After Botox is injected, the drug may sometimes spread to other parts of the body. This can lead to a serious condition called botulism, which may cause symptoms such as:
- muscle weakness
- a lack of energy
- double vision
- drooping eyelids
- difficulty speaking
- hoarse voice
- difficulty swallowing
- difficulty breathing
- loss of bladder control
It’s possible for botulism to occur hours, days, or weeks after receiving Botox. If you experience any of the symptoms above after having a Botox injection, you should talk with your doctor.
In rare cases, the difficulty swallowing or breathing that botulism can cause can be life threatening. If you already have trouble swallowing or breathing, you may have an increased risk for these problems. Call your doctor immediately if you have trouble swallowing or breathing after receiving a Botox injection.

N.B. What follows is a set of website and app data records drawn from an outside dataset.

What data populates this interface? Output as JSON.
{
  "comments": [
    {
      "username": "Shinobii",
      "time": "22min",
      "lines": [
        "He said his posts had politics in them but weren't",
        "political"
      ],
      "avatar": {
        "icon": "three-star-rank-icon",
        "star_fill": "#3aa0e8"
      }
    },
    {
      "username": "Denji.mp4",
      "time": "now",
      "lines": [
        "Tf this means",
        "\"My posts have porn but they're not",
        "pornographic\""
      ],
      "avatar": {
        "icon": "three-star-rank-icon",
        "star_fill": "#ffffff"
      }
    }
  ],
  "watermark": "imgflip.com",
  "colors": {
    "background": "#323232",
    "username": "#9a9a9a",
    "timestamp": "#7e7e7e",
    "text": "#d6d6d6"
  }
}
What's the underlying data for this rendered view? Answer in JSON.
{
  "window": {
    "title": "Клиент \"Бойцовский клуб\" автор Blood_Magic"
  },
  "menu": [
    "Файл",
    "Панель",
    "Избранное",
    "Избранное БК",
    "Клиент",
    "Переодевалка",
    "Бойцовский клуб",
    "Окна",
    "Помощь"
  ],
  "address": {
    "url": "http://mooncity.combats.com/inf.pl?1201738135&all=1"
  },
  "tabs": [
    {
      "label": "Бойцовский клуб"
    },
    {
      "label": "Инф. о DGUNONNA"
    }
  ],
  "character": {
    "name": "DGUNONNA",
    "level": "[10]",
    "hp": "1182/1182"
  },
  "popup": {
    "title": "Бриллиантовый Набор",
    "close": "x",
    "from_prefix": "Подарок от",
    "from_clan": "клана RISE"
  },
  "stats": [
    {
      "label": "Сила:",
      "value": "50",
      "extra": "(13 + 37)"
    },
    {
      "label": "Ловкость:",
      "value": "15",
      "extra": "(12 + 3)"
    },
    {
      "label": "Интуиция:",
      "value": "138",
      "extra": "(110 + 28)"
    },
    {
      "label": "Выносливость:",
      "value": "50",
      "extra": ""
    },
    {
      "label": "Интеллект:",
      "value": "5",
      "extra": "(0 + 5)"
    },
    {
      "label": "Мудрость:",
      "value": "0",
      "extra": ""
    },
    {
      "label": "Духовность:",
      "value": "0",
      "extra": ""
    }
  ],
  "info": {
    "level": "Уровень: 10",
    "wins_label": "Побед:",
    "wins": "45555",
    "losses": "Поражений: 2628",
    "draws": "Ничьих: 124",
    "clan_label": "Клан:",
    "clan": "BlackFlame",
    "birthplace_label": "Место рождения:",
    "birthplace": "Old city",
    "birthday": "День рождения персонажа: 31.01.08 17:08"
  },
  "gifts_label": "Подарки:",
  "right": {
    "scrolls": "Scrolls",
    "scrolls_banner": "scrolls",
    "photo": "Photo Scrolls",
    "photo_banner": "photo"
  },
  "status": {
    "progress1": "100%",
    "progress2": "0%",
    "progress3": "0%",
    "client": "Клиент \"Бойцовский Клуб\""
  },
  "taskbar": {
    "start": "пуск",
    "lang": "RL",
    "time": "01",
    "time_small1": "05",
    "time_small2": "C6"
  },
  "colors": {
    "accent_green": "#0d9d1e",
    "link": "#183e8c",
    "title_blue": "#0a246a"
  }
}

If you think your symptoms are life threatening, call 911 or your local emergency number.
In addition to a boxed warning, Botox has other warnings.
If any of the following medical conditions or other health factors are relevant to you, talk with your doctor before using Botox:
- if you have an upcoming surgery involving your planned injection site or sites
- if you have an infection at your planned injection site or sites
- if you have a neuromuscular disorder, such as amyotrophic lateral sclerosis (ALS) or myasthenia gravis
- if you’ve had an allergic reaction to Botox or any of its ingredients
- if you’re pregnant or breastfeeding
Now that you’ve learned about Botox for preventing headaches due to chronic migraine, you may still have some questions. Talk with your doctor or pharmacist, who can advise you on whether Botox might be right for you.
Here are some other helpful references:
- More details. For details about other aspects of Botox, refer to this article.
- Side effects. For information about possible side effects of Botox, see this article.
- Cost. If you’d like details on Botox and cost, refer to this article.
- Information on migraine. For more information on headaches and migraine, see our headache and migraine hub and this list of related articles.
Disclaimer: Medical News Today has made every effort to make certain that all information is factually correct, comprehensive, and up to date. However, this article should not be used as a substitute for the knowledge and expertise of a licensed healthcare professional. You should always consult your doctor or another healthcare professional before taking any medication. The drug information contained herein is subject to change and is not intended to cover all possible uses, directions, precautions, warnings, drug interactions, allergic reactions, or adverse effects. The absence of warnings or other information for a given drug does not indicate that the drug or drug combination is safe, effective, or appropriate for all patients or all specific uses.